> [Problem requirements]:
Output all of the records exactly as written.

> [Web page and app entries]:
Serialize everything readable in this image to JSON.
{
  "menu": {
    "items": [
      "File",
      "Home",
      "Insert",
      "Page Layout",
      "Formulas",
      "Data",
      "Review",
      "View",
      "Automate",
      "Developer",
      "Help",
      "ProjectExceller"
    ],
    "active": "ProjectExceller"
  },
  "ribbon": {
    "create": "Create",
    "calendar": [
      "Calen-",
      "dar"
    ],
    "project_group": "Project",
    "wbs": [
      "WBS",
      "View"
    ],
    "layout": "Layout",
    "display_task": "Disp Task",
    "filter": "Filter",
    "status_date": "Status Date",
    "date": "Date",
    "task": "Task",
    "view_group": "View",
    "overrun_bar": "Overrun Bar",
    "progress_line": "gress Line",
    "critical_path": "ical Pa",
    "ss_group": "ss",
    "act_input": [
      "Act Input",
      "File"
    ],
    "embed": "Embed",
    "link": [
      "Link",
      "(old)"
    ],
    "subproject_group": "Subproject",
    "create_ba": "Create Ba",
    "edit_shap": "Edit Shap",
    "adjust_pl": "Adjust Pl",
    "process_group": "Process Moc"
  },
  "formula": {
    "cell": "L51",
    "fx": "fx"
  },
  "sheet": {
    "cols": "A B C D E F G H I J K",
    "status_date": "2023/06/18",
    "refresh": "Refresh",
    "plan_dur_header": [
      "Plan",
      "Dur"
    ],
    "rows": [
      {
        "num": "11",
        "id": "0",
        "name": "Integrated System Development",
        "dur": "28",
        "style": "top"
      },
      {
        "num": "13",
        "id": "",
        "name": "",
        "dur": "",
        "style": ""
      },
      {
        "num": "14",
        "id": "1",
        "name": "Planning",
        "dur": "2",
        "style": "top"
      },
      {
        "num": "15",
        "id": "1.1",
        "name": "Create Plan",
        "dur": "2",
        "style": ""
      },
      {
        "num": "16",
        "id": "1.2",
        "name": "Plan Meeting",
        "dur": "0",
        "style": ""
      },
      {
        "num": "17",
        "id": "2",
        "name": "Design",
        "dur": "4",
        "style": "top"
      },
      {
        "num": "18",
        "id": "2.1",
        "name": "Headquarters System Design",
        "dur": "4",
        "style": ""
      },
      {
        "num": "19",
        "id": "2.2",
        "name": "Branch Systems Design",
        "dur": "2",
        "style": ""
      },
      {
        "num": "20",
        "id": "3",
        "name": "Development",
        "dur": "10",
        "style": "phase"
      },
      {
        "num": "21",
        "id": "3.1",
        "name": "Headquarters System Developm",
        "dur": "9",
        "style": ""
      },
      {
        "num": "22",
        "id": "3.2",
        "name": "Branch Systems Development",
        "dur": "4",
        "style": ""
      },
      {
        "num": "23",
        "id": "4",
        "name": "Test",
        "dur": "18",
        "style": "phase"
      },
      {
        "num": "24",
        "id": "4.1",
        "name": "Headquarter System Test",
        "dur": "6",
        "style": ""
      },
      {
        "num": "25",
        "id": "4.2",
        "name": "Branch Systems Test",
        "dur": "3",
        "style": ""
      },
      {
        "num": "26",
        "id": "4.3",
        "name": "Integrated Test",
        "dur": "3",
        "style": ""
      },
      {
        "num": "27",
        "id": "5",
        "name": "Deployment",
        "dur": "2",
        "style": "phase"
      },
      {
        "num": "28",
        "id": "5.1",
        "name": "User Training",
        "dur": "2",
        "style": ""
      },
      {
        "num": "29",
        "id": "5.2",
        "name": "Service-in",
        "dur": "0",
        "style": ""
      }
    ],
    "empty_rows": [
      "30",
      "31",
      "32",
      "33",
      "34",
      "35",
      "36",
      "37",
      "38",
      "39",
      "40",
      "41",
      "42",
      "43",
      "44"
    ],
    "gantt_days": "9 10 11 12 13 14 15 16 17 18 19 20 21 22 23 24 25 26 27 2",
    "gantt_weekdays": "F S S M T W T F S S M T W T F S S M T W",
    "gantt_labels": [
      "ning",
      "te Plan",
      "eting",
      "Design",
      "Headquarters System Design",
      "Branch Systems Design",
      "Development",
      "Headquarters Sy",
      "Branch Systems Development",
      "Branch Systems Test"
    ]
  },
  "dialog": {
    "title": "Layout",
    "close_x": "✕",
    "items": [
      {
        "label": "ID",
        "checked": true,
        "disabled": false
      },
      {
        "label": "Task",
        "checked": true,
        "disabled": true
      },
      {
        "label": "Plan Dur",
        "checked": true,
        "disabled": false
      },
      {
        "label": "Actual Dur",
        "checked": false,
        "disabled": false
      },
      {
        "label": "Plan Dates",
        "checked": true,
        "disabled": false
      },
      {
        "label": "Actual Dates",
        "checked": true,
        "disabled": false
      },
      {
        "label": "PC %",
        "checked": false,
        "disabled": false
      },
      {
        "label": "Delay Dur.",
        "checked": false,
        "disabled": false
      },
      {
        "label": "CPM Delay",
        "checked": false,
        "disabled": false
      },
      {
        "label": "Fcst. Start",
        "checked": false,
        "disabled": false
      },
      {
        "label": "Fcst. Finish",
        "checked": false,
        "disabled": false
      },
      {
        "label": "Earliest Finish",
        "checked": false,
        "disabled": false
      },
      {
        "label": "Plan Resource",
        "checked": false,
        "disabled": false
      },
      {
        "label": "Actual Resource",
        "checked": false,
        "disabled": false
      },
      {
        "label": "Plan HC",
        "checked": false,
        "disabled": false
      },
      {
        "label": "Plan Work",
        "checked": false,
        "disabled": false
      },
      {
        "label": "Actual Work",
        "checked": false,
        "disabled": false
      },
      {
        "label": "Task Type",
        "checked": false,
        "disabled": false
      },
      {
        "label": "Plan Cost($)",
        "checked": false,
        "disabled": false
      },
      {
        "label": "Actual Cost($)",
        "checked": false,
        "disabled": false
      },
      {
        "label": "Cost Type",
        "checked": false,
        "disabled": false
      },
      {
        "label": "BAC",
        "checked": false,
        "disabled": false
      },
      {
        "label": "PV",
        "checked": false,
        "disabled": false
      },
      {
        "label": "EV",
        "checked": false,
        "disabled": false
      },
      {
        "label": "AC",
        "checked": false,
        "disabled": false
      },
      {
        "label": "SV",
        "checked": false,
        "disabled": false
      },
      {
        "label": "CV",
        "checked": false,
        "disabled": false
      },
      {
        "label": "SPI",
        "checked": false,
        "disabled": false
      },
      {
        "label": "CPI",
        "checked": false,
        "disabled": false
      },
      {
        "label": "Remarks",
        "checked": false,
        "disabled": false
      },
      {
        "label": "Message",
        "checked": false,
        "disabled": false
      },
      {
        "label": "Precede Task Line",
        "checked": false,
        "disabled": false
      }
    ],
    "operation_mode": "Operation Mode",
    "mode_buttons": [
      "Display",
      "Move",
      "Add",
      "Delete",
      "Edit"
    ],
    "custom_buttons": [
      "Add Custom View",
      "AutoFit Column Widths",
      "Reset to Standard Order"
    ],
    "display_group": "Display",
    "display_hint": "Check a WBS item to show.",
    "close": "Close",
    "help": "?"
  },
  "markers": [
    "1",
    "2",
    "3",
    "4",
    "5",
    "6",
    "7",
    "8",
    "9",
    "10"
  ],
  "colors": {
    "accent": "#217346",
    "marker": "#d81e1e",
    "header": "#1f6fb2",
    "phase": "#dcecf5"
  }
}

> [Written answer]:
Serialize everything readable in this image to JSON.
{
  "menu": {
    "items": [
      "File",
      "Home",
      "Insert",
      "Page Layout",
      "Formulas",
      "Data",
      "Review",
      "View",
      "Automate",
      "Developer",
      "Help",
      "ProjectExceller"
    ],
    "active": "ProjectExceller"
  },
  "ribbon": {
    "create": "Create",
    "calendar": [
      "Calen-",
      "dar"
    ],
    "project_group": "Project",
    "wbs": [
      "WBS",
      "View"
    ],
    "layout": "Layout",
    "display_task": "Disp Task",
    "filter": "Filter",
    "status_date": "Status Date",
    "date": "Date",
    "task": "Task",
    "view_group": "View",
    "overrun_bar": "Overrun Bar",
    "progress_line": "gress Line",
    "critical_path": "ical Pa",
    "ss_group": "ss",
    "act_input": [
      "Act Input",
      "File"
    ],
    "embed": "Embed",
    "link": [
      "Link",
      "(old)"
    ],
    "subproject_group": "Subproject",
    "create_ba": "Create Ba",
    "edit_shap": "Edit Shap",
    "adjust_pl": "Adjust Pl",
    "process_group": "Process Moc"
  },
  "formula": {
    "cell": "L51",
    "fx": "fx"
  },
  "sheet": {
    "cols": "A B C D E F G H I J K",
    "status_date": "2023/06/18",
    "refresh": "Refresh",
    "plan_dur_header": [
      "Plan",
      "Dur"
    ],
    "rows": [
      {
        "num": "11",
        "id": "0",
        "name": "Integrated System Development",
        "dur": "28",
        "style": "top"
      },
      {
        "num": "13",
        "id": "",
        "name": "",
        "dur": "",
        "style": ""
      },
      {
        "num": "14",
        "id": "1",
        "name": "Planning",
        "dur": "2",
        "style": "top"
      },
      {
        "num": "15",
        "id": "1.1",
        "name": "Create Plan",
        "dur": "2",
        "style": ""
      },
      {
        "num": "16",
        "id": "1.2",
        "name": "Plan Meeting",
        "dur": "0",
        "style": ""
      },
      {
        "num": "17",
        "id": "2",
        "name": "Design",
        "dur": "4",
        "style": "top"
      },
      {
        "num": "18",
        "id": "2.1",
        "name": "Headquarters System Design",
        "dur": "4",
        "style": ""
      },
      {
        "num": "19",
        "id": "2.2",
        "name": "Branch Systems Design",
        "dur": "2",
        "style": ""
      },
      {
        "num": "20",
        "id": "3",
        "name": "Development",
        "dur": "10",
        "style": "phase"
      },
      {
        "num": "21",
        "id": "3.1",
        "name": "Headquarters System Developm",
        "dur": "9",
        "style": ""
      },
      {
        "num": "22",
        "id": "3.2",
        "name": "Branch Systems Development",
        "dur": "4",
        "style": ""
      },
      {
        "num": "23",
        "id": "4",
        "name": "Test",
        "dur": "18",
        "style": "phase"
      },
      {
        "num": "24",
        "id": "4.1",
        "name": "Headquarter System Test",
        "dur": "6",
        "style": ""
      },
      {
        "num": "25",
        "id": "4.2",
        "name": "Branch Systems Test",
        "dur": "3",
        "style": ""
      },
      {
        "num": "26",
        "id": "4.3",
        "name": "Integrated Test",
        "dur": "3",
        "style": ""
      },
      {
        "num": "27",
        "id": "5",
        "name": "Deployment",
        "dur": "2",
        "style": "phase"
      },
      {
        "num": "28",
        "id": "5.1",
        "name": "User Training",
        "dur": "2",
        "style": ""
      },
      {
        "num": "29",
        "id": "5.2",
        "name": "Service-in",
        "dur": "0",
        "style": ""
      }
    ],
    "empty_rows": [
      "30",
      "31",
      "32",
      "33",
      "34",
      "35",
      "36",
      "37",
      "38",
      "39",
      "40",
      "41",
      "42",
      "43",
      "44"
    ],
    "gantt_days": "9 10 11 12 13 14 15 16 17 18 19 20 21 22 23 24 25 26 27 2",
    "gantt_weekdays": "F S S M T W T F S S M T W T F S S M T W",
    "gantt_labels": [
      "ning",
      "te Plan",
      "eting",
      "Design",
      "Headquarters System Design",
      "Branch Systems Design",
      "Development",
      "Headquarters Sy",
      "Branch Systems Development",
      "Branch Systems Test"
    ]
  },
  "dialog": {
    "title": "Layout",
    "close_x": "✕",
    "items": [
      {
        "label": "ID",
        "checked": true,
        "disabled": false
      },
      {
        "label": "Task",
        "checked": true,
        "disabled": true
      },
      {
        "label": "Plan Dur",
        "checked": true,
        "disabled": false
      },
      {
        "label": "Actual Dur",
        "checked": false,
        "disabled": false
      },
      {
        "label": "Plan Dates",
        "checked": true,
        "disabled": false
      },
      {
        "label": "Actual Dates",
        "checked": true,
        "disabled": false
      },
      {
        "label": "PC %",
        "checked": false,
        "disabled": false
      },
      {
        "label": "Delay Dur.",
        "checked": false,
        "disabled": false
      },
      {
        "label": "CPM Delay",
        "checked": false,
        "disabled": false
      },
      {
        "label": "Fcst. Start",
        "checked": false,
        "disabled": false
      },
      {
        "label": "Fcst. Finish",
        "checked": false,
        "disabled": false
      },
      {
        "label": "Earliest Finish",
        "checked": false,
        "disabled": false
      },
      {
        "label": "Plan Resource",
        "checked": false,
        "disabled": false
      },
      {
        "label": "Actual Resource",
        "checked": false,
        "disabled": false
      },
      {
        "label": "Plan HC",
        "checked": false,
        "disabled": false
      },
      {
        "label": "Plan Work",
        "checked": false,
        "disabled": false
      },
      {
        "label": "Actual Work",
        "checked": false,
        "disabled": false
      },
      {
        "label": "Task Type",
        "checked": false,
        "disabled": false
      },
      {
        "label": "Plan Cost($)",
        "checked": false,
        "disabled": false
      },
      {
        "label": "Actual Cost($)",
        "checked": false,
        "disabled": false
      },
      {
        "label": "Cost Type",
        "checked": false,
        "disabled": false
      },
      {
        "label": "BAC",
        "checked": false,
        "disabled": false
      },
      {
        "label": "PV",
        "checked": false,
        "disabled": false
      },
      {
        "label": "EV",
        "checked": false,
        "disabled": false
      },
      {
        "label": "AC",
        "checked": false,
        "disabled": false
      },
      {
        "label": "SV",
        "checked": false,
        "disabled": false
      },
      {
        "label": "CV",
        "checked": false,
        "disabled": false
      },
      {
        "label": "SPI",
        "checked": false,
        "disabled": false
      },
      {
        "label": "CPI",
        "checked": false,
        "disabled": false
      },
      {
        "label": "Remarks",
        "checked": false,
        "disabled": false
      },
      {
        "label": "Message",
        "checked": false,
        "disabled": false
      },
      {
        "label": "Precede Task Line",
        "checked": false,
        "disabled": false
      }
    ],
    "operation_mode": "Operation Mode",
    "mode_buttons": [
      "Display",
      "Move",
      "Add",
      "Delete",
      "Edit"
    ],
    "custom_buttons": [
      "Add Custom View",
      "AutoFit Column Widths",
      "Reset to Standard Order"
    ],
    "display_group": "Display",
    "display_hint": "Check a WBS item to show.",
    "close": "Close",
    "help": "?"
  },
  "markers": [
    "1",
    "2",
    "3",
    "4",
    "5",
    "6",
    "7",
    "8",
    "9",
    "10"
  ],
  "colors": {
    "accent": "#217346",
    "marker": "#d81e1e",
    "header": "#1f6fb2",
    "phase": "#dcecf5"
  }
}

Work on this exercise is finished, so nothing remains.